EXERCISE: Check each line of the material that follows, and copy those holding the string "unihiker".

DATA FOR THIS EXERCISE:
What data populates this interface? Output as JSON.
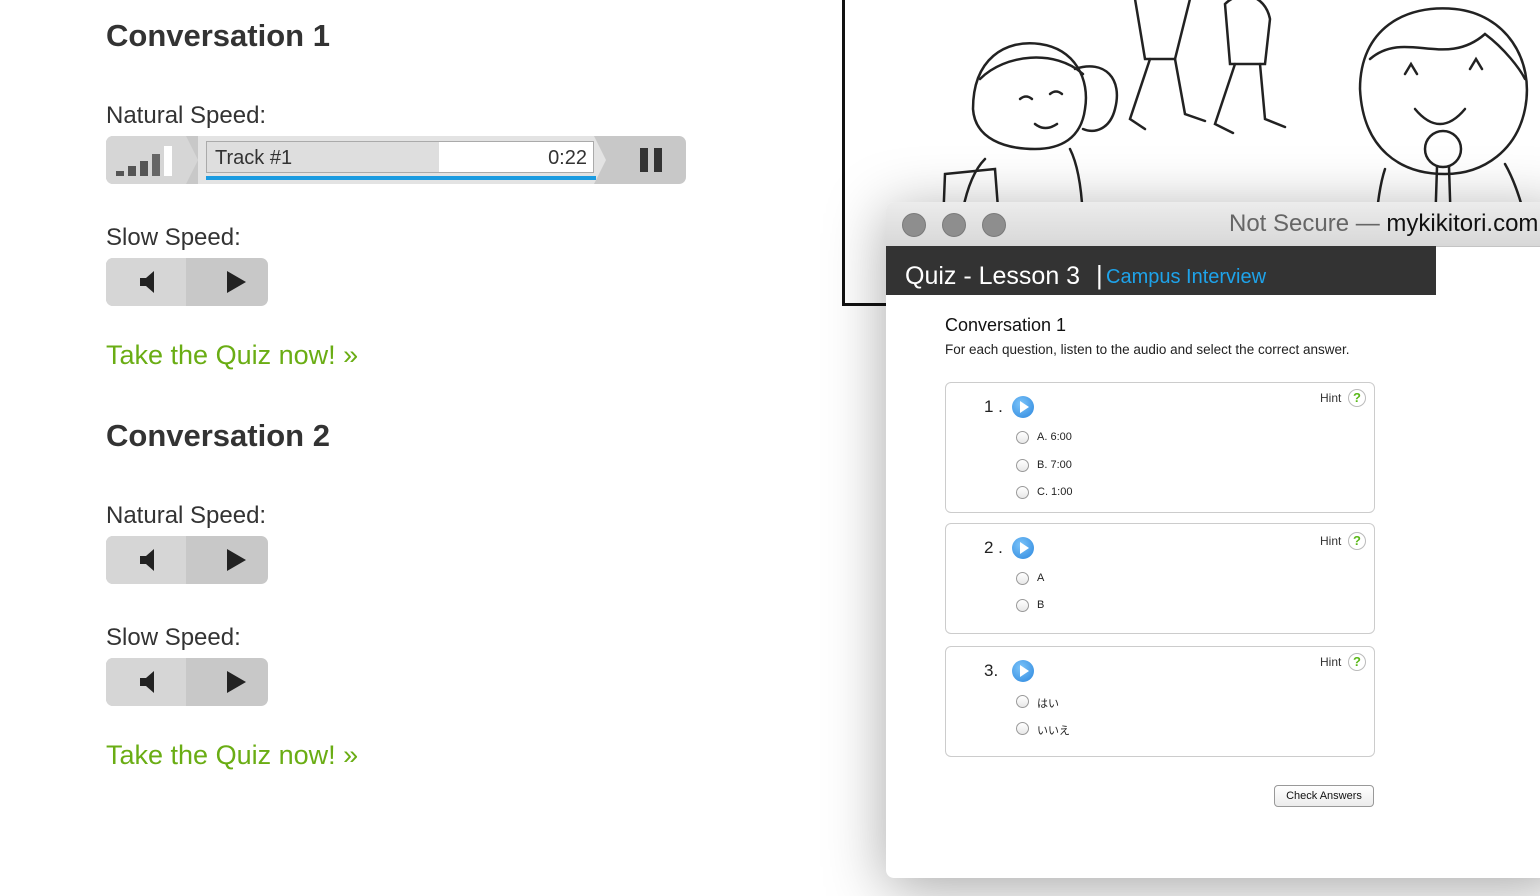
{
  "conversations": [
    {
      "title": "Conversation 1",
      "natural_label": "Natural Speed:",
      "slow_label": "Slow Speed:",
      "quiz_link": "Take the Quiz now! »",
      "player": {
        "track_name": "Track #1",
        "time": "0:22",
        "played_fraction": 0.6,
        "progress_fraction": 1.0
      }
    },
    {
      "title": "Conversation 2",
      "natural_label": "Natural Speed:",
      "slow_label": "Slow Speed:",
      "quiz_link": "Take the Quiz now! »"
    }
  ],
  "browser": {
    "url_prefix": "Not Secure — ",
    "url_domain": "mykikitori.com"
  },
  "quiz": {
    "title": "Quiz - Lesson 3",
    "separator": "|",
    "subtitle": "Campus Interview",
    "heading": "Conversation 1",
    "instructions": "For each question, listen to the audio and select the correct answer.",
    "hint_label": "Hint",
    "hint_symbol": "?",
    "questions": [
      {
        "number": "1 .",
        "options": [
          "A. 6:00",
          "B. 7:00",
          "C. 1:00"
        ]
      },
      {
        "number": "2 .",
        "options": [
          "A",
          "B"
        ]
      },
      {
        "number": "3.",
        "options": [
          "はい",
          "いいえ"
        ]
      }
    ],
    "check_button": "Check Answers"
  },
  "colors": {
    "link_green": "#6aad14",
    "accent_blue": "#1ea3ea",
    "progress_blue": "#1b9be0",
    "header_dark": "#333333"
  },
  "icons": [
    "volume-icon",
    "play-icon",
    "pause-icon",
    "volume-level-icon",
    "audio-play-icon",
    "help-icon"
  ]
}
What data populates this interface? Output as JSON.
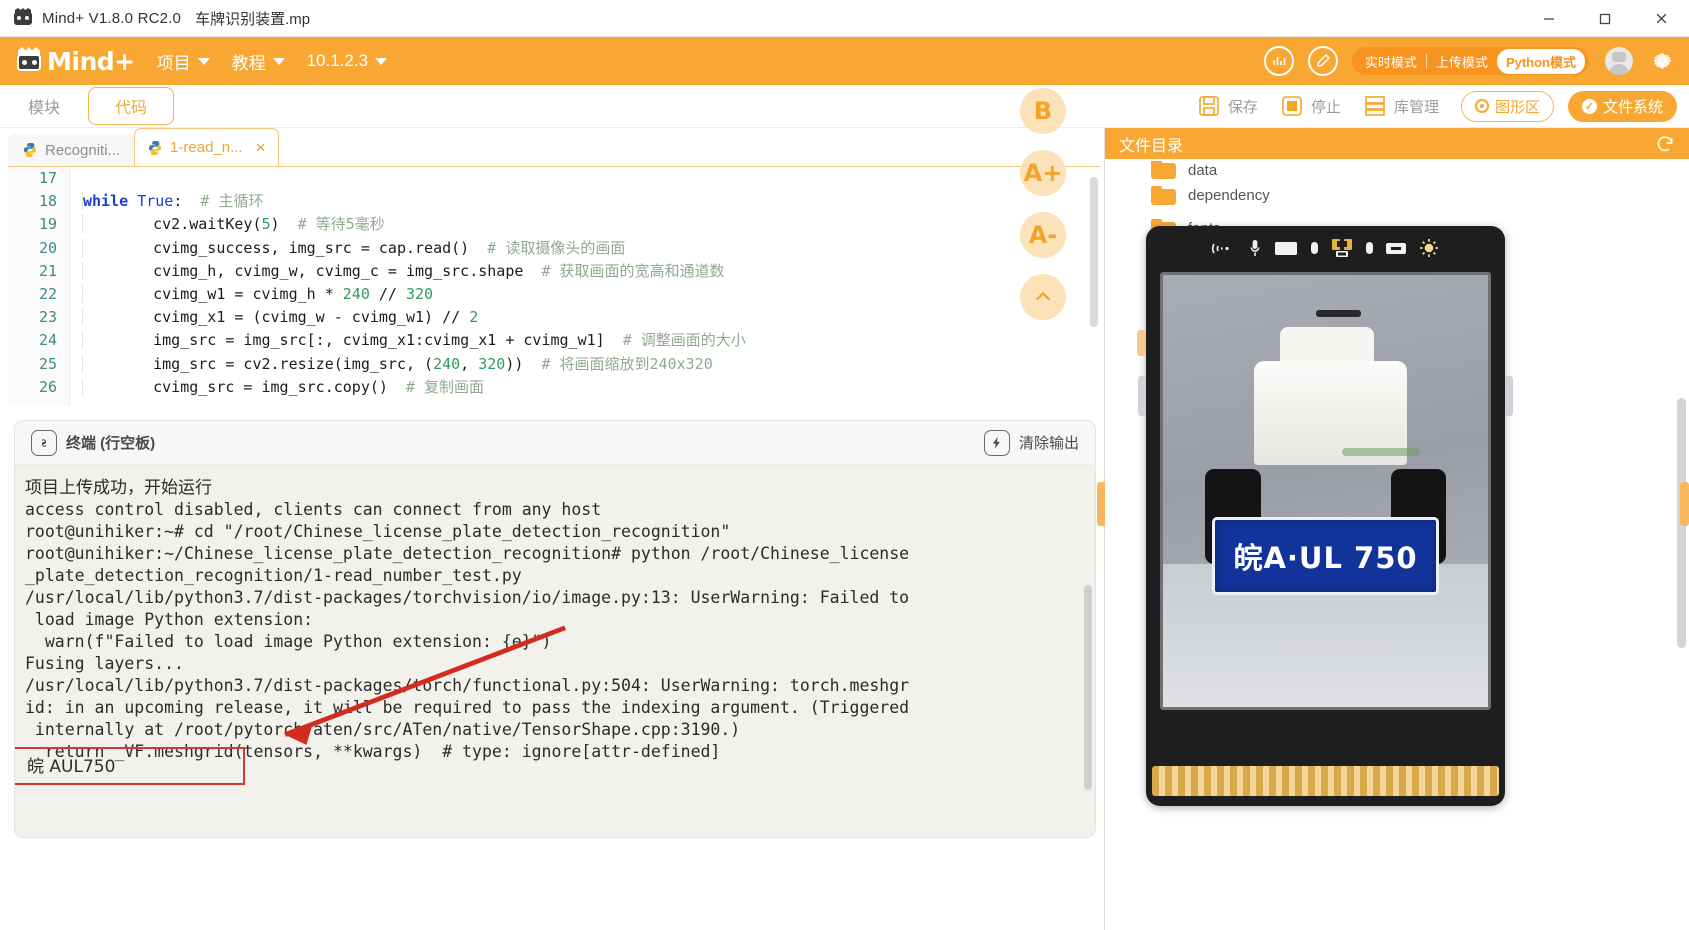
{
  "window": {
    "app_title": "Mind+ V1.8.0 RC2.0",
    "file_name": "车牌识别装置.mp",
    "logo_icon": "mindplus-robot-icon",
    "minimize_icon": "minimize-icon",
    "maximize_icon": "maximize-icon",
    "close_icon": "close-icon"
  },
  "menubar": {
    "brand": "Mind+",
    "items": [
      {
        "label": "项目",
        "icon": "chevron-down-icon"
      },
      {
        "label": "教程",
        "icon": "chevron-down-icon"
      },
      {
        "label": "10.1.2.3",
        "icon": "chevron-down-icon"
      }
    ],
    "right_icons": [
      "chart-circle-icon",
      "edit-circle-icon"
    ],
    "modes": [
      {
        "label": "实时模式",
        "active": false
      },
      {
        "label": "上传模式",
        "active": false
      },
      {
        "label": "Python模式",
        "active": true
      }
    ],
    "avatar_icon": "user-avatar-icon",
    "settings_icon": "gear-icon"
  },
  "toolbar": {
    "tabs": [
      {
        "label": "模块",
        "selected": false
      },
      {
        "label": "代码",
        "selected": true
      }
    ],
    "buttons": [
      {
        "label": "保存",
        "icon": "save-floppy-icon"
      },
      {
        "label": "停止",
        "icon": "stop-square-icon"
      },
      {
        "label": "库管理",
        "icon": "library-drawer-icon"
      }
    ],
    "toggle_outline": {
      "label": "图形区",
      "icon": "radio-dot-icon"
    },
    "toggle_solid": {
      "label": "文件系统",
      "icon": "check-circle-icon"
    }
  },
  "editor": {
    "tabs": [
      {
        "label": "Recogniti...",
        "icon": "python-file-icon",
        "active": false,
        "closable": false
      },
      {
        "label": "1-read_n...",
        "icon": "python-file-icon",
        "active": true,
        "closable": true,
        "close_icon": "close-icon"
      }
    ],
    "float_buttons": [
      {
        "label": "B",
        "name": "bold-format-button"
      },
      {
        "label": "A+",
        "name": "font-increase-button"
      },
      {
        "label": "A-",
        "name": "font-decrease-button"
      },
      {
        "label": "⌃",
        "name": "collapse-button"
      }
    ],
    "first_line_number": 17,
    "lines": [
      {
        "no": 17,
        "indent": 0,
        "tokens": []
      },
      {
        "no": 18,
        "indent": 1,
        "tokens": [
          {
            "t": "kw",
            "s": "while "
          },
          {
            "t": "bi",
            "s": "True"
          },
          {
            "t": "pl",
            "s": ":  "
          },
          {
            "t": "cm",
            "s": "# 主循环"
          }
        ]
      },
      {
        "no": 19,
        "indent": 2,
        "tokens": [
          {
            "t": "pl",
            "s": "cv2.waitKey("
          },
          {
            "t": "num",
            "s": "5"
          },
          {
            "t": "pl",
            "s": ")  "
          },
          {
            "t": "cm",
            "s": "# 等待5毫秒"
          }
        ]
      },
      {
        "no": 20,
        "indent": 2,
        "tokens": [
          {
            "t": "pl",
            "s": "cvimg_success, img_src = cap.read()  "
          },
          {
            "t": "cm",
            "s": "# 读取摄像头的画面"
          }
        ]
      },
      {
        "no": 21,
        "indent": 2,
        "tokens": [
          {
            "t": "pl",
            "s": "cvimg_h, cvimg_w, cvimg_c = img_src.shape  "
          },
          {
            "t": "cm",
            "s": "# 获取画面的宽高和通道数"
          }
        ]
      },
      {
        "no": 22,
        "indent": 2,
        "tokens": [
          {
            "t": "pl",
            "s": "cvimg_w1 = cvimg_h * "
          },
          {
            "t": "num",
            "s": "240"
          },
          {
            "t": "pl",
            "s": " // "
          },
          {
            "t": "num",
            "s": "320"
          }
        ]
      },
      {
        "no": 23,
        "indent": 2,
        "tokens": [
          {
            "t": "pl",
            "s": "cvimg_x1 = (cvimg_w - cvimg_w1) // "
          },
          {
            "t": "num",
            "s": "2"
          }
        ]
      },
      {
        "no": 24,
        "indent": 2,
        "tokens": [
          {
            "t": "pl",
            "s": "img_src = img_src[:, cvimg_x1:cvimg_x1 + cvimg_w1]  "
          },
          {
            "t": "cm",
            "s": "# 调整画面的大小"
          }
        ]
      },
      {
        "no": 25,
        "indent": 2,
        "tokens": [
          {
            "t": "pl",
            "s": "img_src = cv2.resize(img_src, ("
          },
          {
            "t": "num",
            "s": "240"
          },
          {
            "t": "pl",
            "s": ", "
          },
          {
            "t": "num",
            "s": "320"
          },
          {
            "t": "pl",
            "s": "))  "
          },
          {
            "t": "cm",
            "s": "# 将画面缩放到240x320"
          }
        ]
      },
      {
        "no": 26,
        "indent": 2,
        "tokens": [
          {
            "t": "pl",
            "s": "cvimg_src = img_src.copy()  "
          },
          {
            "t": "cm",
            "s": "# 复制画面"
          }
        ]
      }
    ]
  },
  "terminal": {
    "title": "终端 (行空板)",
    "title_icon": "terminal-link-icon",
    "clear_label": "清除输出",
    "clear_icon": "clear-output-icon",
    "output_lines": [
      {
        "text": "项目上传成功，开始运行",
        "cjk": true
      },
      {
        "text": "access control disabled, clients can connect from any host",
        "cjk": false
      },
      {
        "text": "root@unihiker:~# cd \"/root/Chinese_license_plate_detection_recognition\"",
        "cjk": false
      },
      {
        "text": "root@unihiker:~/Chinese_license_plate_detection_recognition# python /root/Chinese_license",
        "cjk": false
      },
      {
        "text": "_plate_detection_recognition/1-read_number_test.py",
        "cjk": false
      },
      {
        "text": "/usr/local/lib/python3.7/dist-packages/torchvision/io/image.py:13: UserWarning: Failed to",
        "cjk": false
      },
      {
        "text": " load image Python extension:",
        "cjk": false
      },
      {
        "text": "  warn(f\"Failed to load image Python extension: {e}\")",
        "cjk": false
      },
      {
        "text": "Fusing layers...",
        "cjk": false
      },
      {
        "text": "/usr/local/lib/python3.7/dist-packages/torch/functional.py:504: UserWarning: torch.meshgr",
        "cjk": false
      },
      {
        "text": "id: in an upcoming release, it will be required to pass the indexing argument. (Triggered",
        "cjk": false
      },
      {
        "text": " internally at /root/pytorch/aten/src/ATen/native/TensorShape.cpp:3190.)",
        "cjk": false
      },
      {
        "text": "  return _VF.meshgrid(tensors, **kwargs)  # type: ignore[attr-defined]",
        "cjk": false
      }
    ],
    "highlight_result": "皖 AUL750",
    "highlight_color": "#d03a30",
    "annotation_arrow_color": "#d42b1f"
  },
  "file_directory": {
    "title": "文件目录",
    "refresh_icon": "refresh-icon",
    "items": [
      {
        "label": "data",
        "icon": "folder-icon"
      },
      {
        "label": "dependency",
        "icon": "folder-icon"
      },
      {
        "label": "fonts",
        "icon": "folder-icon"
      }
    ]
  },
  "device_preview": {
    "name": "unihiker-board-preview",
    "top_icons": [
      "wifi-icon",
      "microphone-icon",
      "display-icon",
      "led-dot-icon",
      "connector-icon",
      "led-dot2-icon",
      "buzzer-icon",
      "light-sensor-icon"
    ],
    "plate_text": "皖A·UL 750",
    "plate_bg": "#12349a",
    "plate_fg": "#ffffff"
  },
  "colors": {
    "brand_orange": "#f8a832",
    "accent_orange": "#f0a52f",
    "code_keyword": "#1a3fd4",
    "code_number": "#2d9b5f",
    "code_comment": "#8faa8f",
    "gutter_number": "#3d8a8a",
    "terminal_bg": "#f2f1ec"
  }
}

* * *

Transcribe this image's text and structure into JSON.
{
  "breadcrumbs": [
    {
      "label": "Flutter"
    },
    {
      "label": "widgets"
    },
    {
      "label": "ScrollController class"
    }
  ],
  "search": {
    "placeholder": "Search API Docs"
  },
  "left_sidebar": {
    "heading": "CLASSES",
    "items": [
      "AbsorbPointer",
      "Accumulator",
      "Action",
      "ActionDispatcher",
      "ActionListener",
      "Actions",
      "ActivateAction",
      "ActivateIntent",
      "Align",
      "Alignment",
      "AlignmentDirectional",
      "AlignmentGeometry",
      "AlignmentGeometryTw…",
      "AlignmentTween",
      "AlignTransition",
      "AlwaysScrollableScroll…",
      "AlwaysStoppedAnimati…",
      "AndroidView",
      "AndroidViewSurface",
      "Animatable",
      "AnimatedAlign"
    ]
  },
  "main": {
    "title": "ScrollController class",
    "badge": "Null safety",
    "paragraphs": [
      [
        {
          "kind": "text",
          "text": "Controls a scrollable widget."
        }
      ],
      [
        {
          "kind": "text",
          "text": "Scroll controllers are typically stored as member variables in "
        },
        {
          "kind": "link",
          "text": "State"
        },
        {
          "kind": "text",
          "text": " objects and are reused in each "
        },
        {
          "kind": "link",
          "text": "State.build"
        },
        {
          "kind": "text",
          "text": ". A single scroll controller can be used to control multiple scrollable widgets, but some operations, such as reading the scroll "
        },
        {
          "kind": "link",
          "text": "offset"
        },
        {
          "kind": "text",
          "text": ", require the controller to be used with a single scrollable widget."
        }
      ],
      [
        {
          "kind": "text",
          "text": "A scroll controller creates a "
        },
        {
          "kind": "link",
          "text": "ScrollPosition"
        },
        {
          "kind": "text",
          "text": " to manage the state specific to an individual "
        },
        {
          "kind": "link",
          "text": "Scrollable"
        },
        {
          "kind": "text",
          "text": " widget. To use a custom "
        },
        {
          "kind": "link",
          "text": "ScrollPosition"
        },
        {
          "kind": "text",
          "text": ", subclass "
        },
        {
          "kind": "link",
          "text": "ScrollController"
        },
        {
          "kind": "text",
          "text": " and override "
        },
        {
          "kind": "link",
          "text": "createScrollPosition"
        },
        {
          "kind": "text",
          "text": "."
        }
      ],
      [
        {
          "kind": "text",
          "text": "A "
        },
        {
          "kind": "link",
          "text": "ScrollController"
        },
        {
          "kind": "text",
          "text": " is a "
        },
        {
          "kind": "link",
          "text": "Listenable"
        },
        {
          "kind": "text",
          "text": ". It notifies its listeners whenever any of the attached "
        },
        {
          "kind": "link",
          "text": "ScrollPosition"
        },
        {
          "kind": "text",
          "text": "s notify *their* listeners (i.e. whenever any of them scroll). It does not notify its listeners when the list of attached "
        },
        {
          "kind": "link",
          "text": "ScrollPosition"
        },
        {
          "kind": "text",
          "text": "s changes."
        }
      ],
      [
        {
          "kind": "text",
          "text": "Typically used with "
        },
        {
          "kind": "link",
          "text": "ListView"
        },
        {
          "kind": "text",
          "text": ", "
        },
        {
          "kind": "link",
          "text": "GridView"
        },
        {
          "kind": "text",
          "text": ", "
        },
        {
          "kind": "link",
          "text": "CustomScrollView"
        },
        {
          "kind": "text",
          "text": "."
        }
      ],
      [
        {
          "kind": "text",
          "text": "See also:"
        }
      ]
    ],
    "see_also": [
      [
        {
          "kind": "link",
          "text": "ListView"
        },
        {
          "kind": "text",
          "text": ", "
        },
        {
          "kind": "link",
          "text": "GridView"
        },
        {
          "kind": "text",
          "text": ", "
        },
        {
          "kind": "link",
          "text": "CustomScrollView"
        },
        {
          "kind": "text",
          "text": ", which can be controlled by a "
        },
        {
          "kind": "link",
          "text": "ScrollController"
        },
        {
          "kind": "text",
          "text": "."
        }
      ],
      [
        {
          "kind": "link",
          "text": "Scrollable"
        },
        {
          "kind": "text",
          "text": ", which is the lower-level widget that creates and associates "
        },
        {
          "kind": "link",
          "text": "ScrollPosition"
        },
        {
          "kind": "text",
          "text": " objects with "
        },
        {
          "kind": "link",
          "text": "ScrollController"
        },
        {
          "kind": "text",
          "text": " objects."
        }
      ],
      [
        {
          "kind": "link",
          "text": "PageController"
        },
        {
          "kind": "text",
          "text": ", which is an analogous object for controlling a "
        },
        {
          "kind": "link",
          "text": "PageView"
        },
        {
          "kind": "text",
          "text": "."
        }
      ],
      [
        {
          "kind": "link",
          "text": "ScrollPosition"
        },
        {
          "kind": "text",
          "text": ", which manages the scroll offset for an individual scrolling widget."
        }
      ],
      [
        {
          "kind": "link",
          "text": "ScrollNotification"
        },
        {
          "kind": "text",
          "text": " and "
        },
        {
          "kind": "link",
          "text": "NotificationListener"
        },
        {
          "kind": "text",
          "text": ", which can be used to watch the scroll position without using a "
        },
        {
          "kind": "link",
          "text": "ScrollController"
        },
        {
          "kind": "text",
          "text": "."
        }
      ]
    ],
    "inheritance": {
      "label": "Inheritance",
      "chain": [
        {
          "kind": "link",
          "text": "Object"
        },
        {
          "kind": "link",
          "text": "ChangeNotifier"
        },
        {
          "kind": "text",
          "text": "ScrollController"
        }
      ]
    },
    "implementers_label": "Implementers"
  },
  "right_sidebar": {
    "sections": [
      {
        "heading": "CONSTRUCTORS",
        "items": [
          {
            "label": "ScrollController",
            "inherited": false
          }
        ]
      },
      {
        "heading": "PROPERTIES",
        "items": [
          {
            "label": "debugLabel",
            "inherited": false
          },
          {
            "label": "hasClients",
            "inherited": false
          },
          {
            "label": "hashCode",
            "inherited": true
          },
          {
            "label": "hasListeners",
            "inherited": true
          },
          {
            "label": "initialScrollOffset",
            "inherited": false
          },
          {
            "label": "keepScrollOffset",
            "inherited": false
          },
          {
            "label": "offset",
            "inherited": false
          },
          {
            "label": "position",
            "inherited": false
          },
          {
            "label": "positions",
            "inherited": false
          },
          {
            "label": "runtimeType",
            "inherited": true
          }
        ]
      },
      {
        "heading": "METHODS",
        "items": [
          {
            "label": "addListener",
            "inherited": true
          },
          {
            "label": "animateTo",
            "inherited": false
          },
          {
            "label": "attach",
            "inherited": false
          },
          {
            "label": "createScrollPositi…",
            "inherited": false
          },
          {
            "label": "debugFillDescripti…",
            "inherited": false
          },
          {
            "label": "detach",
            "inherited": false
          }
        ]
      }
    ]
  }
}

EXERCISE RESPONSE:
        "text": "root@unihiker:~# cd \"/root/Chinese_license_plate_detection_recognition\"",
        "text": "root@unihiker:~/Chinese_license_plate_detection_recognition# python /root/Chinese_license",
    "name": "unihiker-board-preview",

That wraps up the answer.